Professor Ted Sichelman, University of San Diego School of Law, and an expert in empirical studies of patent litigation, critiques the most recent, publicly available version of the Cohen et al. study in detail in his response paper, “Are Patent Trolls ‘Opportunistic?”. He finds that the study’s dataset is incomplete and unrepresentative, its theoretical model is flawed, and its empirical models are unsound. Professor Sichelman concludes that neither their findings nor policy prescriptions are justified. Major weaknesses in the study are as follows:
- The study’s public firm defendant dataset in current version of paper is incomplete and unrepresentative
- The study relies on proprietary, unverified coding from PatentFreedom that groups together numerous NPE types (including individuals, R&D shops, and IP holding companies of operating companies), but in making its policy recommendations, the study assumes all NPEs are patent aggregators
- The study’s finding that NPEs sue cash-rich defendants may simply be driven by the fact that NPEs tend to target software, Internet, and finance-related companies for reasons unrelated to cash holdings, but these companies simply happen to have larger cash-holdings than the average publicly traded company
- When comparing NPE behavior to that of operating companies, the study improperly includes operating company suits in which the patentees primarily seek injunctions, which are not cash-driven suits
- Our belief is that NPEs and operating companies alike that primarily seek royalties are likely to seek defendants with enough cash to pay likely damage awards and—like a seller of goods ensuring that a buyer has sufficient cash to pay for those goods—there is nothing “opportunistic” in this behavior
- NPEs asserting patented technology that is different from the primary industry of the accused infringer are typically not going “after profits unrelated to the patents”
- For instance, the use of patented computer hardware, software, or technical equipment may occur in any industry and provide a competitive advantage relative to others using non-patented technology
- The study’s datasets and variables to determine the size of law firm and the number of pending cases are incomplete and flawed
- The authors’ finding that R&D of accused infringers is differentially affected by a “loss” is based on a very small dataset of “wins” (n=35)
In sum, there is no support for the study’s policy recommendation “to more carefully limit the power of NPEs.” In this regard, we reiterate our view that any plaintiff targeting defendants with enough cash to satisfy a damages judgment is simply ordinary litigation behavior. According to Professor Sichelman, there is “massive risk aversion by many small NPEs” and “large uncertainty in [patent] cases” that may cause any patentee primarily seeking money damages to assert its patents against defendants who can pay their bills.

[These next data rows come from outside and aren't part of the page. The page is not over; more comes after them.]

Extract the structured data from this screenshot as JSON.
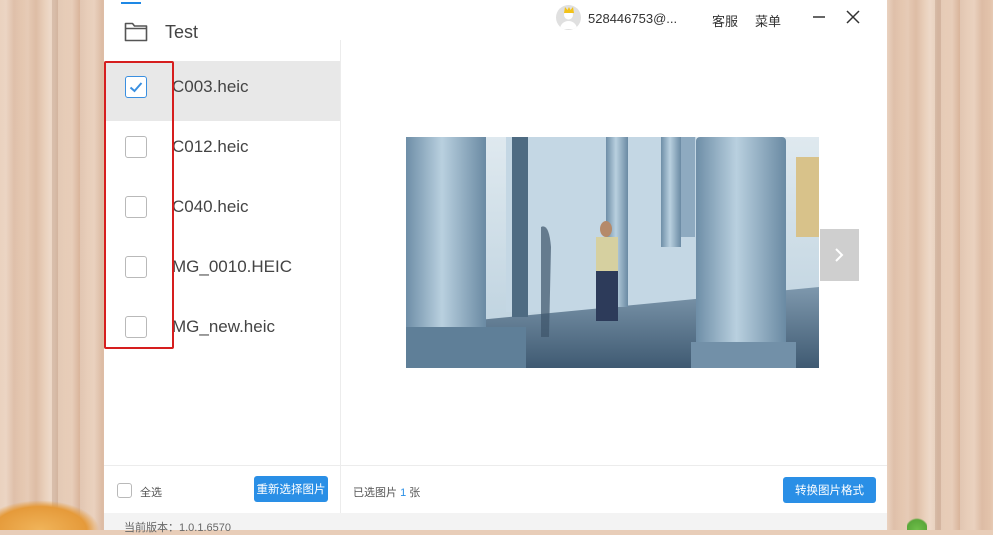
{
  "window": {
    "folder_name": "Test",
    "account": "528446753@...",
    "service_label": "客服",
    "menu_label": "菜单"
  },
  "files": [
    {
      "name": "C003.heic",
      "checked": true
    },
    {
      "name": "C012.heic",
      "checked": false
    },
    {
      "name": "C040.heic",
      "checked": false
    },
    {
      "name": "MG_0010.HEIC",
      "checked": false
    },
    {
      "name": "MG_new.heic",
      "checked": false
    }
  ],
  "bottom": {
    "select_all": "全选",
    "reselect_button": "重新选择图片",
    "selected_prefix": "已选图片",
    "selected_count": "1",
    "selected_suffix": "张",
    "convert_button": "转换图片格式"
  },
  "footer": {
    "version": "当前版本：1.0.1.6570"
  },
  "colors": {
    "accent": "#2a8fe6",
    "highlight": "#d61e1e"
  }
}
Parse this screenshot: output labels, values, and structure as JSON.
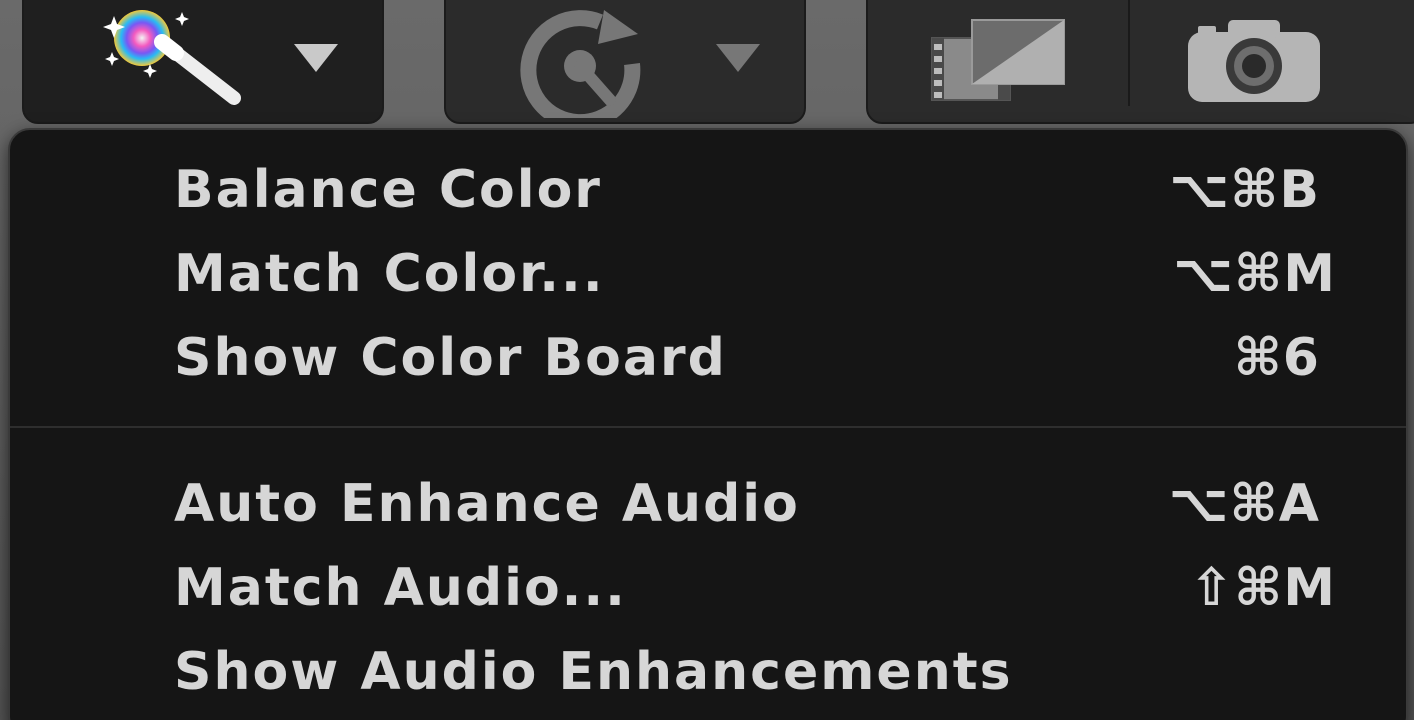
{
  "toolbar": {
    "enhance_icon": "magic-wand-icon",
    "retime_icon": "speedometer-retime-icon",
    "dropdown_icon": "triangle-down-icon",
    "transitions_icon": "filmstrip-transitions-icon",
    "snapshot_icon": "camera-icon"
  },
  "menu": {
    "items": [
      {
        "label": "Balance Color",
        "shortcut": "⌥⌘B"
      },
      {
        "label": "Match Color...",
        "shortcut": "⌥⌘M"
      },
      {
        "label": "Show Color Board",
        "shortcut": "⌘6"
      },
      {
        "label": "Auto Enhance Audio",
        "shortcut": "⌥⌘A"
      },
      {
        "label": "Match Audio...",
        "shortcut": "⇧⌘M"
      },
      {
        "label": "Show Audio Enhancements",
        "shortcut": ""
      }
    ]
  },
  "colors": {
    "menu_background": "#151515",
    "menu_text": "#d6d6d6",
    "toolbar_background": "#5c5c5c"
  }
}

Finally, in making their policy proposals to restrict NPEs, Cohen et al. rely on the discredited study of Bessen and Meurer (2014) to argue that NPEs do not channel a large percentage of funds received back to inventors. As Schwartz and Kesan (2014) have shown, Bessen and Meurer’s study is inapplicable to most NPEs, because only 12 publicly traded aggregators were examined, and even for those 12 aggregators, Schwartz and Kesan persuasively argue that Bessen and Meurer’s findings are wrong. Indeed, there is ample evidence that many patent aggregators return 50% of net recoveries in litigation or licensing (i.e., after paying for attorneys’ fees and related costs) and that many NPEs are individuals, R&D shops, and other entities that effectively keep 100% of the net returns from recoveries.
As such, the Cohen et al. (2014) study should receive no credit in congressional policy debates. Indeed, another leading academic at a recent conference expressed surprise and dismay that this early-stage study was being circulated by its authors throughout Congress.
 The authors presented new material in response to Sichelman’s critique at a recent conference, but as far as we know, they have not made any of it available to the general public. As such, we focus on Sichelman’s critique of the most recent, publicly available version of the study.